The Status of Soviet Civil Science

Proceedings of the Symposium on Soviet Scientific Research, NATO Headquarters, Brussels, Belgium, September 24–26, 1986

  • Craig Sinclair

Table of contents

  1. Front Matter
    Pages i-xvii
  2. Education

    1. Front Matter
      Pages 1-1
    2. John Dunstan
      Pages 49-54
  3. Scientific Organization

    1. Front Matter
      Pages 55-55
    2. John R. Thomas
      Pages 119-123
  4. Information and Instrumentation

    1. Front Matter
      Pages 125-125
    2. William K. McHenry
      Pages 151-175
    3. Peter H. Kneen
      Pages 183-186
  5. Scientific Experience Case Studies

    1. Front Matter
      Pages 187-187
    2. A. W. Wolfendale
      Pages 189-195
    3. Nicholas J. Grant
      Pages 197-204

About this book

Introduction
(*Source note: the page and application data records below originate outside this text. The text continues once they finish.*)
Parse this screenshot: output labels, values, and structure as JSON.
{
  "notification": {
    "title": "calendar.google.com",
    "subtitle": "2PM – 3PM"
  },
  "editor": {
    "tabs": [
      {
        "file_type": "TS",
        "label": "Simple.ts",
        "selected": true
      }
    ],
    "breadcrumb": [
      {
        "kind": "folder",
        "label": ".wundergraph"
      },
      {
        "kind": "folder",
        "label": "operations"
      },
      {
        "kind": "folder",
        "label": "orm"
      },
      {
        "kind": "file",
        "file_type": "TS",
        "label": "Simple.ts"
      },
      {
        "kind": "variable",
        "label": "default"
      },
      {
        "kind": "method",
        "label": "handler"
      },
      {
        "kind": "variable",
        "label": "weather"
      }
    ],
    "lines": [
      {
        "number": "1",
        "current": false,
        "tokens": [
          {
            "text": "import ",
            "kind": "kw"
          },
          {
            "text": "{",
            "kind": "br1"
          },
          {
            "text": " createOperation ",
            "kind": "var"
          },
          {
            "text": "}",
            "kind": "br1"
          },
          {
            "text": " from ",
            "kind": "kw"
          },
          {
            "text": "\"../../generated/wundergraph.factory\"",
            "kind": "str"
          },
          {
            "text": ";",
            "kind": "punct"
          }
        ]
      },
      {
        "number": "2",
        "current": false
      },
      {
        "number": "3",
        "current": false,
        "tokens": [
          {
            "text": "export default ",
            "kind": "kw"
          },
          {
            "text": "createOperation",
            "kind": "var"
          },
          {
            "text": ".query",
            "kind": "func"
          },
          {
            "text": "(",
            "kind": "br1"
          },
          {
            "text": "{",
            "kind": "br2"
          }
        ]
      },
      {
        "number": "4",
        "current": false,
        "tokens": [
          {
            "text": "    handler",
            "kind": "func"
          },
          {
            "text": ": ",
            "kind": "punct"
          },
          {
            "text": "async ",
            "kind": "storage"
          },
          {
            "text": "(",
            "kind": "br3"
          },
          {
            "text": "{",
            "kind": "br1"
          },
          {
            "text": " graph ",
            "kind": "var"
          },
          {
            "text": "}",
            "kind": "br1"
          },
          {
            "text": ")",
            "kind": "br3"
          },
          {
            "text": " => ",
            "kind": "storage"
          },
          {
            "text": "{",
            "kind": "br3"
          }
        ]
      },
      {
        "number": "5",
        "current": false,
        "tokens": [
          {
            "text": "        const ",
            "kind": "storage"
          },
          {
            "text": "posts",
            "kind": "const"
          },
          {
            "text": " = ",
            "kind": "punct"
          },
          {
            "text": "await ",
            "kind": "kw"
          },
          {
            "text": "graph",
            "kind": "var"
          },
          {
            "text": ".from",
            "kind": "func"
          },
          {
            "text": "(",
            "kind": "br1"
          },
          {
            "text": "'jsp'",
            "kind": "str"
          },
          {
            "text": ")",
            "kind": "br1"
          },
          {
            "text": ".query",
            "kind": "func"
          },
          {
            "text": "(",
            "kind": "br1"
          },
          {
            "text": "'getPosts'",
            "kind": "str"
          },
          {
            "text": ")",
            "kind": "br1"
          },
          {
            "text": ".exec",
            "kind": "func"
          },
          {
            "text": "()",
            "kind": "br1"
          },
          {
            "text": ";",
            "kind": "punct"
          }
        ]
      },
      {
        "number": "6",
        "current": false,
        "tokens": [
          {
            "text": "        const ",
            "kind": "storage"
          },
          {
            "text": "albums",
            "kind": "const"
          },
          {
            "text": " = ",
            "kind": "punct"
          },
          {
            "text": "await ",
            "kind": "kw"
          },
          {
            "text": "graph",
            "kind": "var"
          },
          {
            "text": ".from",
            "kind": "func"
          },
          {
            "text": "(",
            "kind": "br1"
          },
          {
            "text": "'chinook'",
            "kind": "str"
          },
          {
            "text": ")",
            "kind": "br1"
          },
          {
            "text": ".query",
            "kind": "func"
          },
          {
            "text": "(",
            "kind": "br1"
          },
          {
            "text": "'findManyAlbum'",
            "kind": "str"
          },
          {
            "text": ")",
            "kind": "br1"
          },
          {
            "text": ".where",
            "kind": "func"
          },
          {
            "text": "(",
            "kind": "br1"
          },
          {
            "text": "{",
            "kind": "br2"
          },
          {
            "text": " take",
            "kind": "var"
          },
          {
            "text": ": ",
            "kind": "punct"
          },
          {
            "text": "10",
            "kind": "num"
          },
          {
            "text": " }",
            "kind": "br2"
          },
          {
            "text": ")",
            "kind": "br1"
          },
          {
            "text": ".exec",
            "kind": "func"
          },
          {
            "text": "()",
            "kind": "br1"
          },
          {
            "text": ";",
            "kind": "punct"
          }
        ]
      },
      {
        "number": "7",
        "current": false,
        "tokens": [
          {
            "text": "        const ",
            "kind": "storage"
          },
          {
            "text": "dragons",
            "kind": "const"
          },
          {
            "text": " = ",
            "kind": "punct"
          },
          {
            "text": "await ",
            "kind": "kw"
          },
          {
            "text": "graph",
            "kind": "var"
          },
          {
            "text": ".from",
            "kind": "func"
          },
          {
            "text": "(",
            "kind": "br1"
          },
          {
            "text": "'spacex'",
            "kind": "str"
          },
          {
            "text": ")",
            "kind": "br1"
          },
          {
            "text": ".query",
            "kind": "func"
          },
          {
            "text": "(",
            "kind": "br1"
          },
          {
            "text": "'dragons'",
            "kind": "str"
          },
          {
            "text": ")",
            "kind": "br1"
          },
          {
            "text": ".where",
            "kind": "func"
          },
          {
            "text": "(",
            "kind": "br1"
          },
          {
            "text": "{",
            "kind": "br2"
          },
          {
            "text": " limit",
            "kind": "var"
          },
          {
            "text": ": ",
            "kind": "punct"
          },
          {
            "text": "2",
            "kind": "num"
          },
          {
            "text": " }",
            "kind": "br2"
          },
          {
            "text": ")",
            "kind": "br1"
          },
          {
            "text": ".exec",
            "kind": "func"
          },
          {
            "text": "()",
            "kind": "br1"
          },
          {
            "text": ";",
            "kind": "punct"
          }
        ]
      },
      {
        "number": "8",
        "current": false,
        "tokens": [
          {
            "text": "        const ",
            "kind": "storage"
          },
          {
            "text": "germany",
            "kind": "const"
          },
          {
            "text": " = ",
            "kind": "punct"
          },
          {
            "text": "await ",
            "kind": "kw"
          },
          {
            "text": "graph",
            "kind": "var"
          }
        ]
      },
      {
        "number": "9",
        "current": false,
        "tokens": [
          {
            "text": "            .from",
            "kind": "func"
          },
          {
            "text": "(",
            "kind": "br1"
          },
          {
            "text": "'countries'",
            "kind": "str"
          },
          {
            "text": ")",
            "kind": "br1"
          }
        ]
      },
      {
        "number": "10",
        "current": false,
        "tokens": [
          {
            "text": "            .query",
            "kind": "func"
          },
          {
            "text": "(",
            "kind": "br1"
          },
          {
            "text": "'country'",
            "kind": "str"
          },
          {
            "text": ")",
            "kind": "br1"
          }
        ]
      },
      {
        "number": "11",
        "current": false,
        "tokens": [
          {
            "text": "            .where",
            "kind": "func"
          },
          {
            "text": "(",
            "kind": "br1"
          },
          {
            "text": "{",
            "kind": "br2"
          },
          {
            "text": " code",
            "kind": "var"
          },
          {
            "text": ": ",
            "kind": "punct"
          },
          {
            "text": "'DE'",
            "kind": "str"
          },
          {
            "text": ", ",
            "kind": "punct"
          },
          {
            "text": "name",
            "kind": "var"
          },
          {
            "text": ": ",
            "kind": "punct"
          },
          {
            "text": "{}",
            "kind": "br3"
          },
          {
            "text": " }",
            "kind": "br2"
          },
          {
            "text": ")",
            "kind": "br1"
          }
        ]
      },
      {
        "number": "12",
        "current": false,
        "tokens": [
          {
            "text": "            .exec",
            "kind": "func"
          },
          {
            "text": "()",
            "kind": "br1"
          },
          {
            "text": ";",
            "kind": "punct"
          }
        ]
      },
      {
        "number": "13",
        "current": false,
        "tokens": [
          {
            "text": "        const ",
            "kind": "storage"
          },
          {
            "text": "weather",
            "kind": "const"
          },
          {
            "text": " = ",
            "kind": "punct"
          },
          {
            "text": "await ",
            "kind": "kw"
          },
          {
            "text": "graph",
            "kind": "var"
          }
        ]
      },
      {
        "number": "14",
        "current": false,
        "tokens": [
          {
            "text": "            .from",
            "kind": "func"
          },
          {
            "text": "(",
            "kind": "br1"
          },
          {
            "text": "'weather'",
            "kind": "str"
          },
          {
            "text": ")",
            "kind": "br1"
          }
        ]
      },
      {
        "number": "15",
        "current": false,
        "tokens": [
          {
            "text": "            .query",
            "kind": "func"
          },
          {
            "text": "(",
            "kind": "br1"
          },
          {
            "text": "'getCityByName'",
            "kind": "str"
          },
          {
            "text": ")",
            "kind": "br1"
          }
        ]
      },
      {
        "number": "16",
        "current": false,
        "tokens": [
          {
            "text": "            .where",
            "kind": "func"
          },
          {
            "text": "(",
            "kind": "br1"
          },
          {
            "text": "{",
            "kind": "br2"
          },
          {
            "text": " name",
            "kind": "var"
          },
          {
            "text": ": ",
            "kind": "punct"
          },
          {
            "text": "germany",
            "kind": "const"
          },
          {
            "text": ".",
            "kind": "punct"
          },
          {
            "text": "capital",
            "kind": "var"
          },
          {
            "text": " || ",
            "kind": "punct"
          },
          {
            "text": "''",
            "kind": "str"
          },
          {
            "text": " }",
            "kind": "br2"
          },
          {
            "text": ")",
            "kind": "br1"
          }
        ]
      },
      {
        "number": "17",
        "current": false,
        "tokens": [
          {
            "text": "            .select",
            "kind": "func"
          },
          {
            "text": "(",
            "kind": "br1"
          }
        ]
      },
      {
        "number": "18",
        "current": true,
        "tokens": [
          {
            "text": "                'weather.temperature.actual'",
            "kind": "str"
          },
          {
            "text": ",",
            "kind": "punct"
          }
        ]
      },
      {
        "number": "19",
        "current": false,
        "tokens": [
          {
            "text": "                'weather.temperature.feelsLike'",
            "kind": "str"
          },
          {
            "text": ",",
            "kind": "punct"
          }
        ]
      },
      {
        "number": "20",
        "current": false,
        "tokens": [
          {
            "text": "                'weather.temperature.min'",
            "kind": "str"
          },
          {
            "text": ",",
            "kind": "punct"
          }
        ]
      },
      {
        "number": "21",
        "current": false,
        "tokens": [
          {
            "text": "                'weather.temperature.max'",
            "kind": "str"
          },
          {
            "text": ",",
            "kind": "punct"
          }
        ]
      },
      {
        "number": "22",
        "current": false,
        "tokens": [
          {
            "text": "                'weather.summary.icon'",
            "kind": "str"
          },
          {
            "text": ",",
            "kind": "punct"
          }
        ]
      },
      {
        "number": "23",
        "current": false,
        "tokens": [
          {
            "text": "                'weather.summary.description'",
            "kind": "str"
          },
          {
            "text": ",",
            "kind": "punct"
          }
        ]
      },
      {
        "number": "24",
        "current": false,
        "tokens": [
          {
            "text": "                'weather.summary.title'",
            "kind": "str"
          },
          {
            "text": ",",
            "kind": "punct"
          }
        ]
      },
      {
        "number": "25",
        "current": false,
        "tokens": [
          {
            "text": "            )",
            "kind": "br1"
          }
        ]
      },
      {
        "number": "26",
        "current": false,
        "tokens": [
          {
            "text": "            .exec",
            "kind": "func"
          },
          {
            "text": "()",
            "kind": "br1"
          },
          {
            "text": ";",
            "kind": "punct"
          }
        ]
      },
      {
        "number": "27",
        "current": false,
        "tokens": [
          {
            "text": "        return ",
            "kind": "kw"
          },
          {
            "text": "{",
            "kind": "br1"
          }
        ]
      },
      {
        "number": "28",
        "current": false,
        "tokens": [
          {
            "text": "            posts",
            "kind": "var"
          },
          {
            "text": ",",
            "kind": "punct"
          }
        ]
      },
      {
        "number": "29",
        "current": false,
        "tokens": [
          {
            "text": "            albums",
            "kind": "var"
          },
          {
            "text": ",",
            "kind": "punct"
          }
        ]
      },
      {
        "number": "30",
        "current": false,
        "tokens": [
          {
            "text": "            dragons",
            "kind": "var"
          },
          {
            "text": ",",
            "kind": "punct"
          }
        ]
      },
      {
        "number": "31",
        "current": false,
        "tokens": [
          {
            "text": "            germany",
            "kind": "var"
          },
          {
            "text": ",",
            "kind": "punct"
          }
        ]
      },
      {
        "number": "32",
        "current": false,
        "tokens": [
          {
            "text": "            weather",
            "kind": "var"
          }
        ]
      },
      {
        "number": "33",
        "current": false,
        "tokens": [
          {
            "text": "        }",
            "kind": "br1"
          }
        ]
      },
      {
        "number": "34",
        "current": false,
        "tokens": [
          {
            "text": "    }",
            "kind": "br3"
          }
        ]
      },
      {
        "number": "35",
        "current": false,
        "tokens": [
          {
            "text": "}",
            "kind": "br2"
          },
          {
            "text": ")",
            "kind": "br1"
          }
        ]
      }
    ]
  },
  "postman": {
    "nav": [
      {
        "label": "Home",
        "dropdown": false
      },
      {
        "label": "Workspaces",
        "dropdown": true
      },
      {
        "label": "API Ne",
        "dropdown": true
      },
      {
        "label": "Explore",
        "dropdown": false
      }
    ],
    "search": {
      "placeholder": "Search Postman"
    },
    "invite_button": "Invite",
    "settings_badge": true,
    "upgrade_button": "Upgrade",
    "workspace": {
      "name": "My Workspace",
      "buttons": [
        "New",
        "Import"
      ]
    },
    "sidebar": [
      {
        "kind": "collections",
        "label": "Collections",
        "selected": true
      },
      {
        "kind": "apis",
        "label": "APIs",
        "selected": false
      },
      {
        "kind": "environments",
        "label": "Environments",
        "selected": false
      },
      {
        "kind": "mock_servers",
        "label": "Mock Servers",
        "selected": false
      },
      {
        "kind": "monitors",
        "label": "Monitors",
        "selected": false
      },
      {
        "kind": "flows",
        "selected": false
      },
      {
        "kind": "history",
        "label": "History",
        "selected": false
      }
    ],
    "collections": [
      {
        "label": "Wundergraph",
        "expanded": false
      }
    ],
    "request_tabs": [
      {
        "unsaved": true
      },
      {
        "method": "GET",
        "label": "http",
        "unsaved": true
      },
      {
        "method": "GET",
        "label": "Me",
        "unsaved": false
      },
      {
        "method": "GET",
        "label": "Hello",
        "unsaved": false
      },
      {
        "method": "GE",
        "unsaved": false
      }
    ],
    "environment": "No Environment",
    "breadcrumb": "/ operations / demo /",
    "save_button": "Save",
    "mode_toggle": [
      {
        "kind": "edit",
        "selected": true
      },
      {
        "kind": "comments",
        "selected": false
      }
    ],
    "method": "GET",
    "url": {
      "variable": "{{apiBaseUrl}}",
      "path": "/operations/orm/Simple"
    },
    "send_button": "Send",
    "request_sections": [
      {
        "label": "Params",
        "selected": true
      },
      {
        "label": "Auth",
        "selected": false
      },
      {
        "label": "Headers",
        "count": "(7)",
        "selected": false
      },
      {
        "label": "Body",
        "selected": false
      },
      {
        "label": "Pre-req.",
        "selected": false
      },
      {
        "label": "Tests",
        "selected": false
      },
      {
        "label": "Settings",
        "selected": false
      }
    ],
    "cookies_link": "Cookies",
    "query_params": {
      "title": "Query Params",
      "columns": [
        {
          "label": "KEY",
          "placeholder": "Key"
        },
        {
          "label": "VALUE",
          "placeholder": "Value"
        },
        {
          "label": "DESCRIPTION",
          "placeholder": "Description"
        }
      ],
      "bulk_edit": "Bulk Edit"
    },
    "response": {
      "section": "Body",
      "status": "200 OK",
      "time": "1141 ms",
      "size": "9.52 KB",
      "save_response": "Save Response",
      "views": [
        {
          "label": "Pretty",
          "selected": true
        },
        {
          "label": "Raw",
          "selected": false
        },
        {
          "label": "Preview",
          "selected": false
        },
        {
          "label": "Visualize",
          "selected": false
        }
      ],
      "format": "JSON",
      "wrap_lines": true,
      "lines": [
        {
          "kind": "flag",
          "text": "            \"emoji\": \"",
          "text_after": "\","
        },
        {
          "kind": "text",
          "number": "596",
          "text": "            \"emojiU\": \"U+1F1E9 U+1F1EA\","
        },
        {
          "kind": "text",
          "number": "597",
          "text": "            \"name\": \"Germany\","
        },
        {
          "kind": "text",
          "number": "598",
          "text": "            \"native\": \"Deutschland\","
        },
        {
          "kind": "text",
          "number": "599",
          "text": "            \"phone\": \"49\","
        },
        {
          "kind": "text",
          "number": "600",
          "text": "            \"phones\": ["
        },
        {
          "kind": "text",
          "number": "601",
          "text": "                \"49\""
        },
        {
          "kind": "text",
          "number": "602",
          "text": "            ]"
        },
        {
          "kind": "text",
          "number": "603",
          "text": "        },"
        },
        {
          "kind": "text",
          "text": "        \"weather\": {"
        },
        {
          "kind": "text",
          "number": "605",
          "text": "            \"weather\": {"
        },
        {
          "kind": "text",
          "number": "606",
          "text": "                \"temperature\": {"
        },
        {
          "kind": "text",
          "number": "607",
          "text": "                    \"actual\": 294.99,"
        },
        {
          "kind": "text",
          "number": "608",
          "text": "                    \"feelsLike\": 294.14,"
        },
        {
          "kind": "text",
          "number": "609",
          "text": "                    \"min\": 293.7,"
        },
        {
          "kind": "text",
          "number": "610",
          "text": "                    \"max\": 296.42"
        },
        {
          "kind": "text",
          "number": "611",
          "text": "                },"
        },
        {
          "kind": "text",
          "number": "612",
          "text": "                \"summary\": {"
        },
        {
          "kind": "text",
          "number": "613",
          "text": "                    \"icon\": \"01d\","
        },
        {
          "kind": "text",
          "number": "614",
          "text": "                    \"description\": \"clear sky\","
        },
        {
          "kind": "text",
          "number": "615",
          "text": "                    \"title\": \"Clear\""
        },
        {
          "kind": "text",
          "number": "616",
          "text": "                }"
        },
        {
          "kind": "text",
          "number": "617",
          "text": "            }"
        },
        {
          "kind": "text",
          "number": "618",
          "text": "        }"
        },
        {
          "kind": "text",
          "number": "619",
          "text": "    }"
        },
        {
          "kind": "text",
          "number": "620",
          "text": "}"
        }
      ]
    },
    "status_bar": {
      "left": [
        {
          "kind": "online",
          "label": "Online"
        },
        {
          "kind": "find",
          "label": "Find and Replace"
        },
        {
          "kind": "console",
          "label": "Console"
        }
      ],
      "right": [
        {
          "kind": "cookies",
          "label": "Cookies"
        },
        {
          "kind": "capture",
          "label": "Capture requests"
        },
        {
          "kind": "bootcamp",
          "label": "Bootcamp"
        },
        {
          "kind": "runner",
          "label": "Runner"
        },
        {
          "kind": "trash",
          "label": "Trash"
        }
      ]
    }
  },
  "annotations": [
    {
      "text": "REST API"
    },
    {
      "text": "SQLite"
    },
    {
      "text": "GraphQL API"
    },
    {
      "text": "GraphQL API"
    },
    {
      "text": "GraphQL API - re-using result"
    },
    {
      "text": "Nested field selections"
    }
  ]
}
This volume represents one outcome of the initiatives, taken from time to time by the NATO Science Committee, to add to the work of supporting civil science within the Alliance by mounting open meetings or other projects dealing with some topical aspect of science and technology policy. Past examples have included the 20th anniversary meeting of the establish­ ment of the Science Committee in 1978 which made a review of the achieve­ ments of the various programmes. It proved to be a valuable opportunity to take stock of the impact of science and technology on Western societies and was a particularly useful occasion for a critical analysis of the changing nature and social role of science and technology. In contrast, the Science Committee Conferences in 1973, and 1976, on the 'Technology of Efficient Energy Utilization' and on 'Thermal Energy Storage' were responses of the Committee to specific technological problems, engendered by the then acute energy supply position. A similar technologically oriented study was made in 1975 of the 'Rational Use of Potentially Scarce Metals'. These initiatives were the counterpoint to the bulk of the continuing work of the Committee in funding scientific mobility in the Alliance, as support to civil science. This latter is done competitively in response to unsolicited applications. The Committee hopes to demon­ strate, by its special activities, its flexibility and responsiveness to the evolving activities, technologists and policy makers.

Keywords

Computer Evolution Nation Revolution USSR education

Editors and affiliations

  • Craig Sinclair
    • 1
  1. 1.Advanced Study Institutes Programme, Scientific Affairs DivisionNATOBrusselsBelgium

Bibliographic information

  • DOI https://doi.org/10.1007/978-94-009-3647-8
  • Copyright Information Springer Science+Business Media B.V. 1987
  • Publisher Name Springer, Dordrecht
  • eBook Packages Springer Book Archive
  • Print ISBN 978-94-010-8132-0
  • Online ISBN 978-94-009-3647-8
  • About this book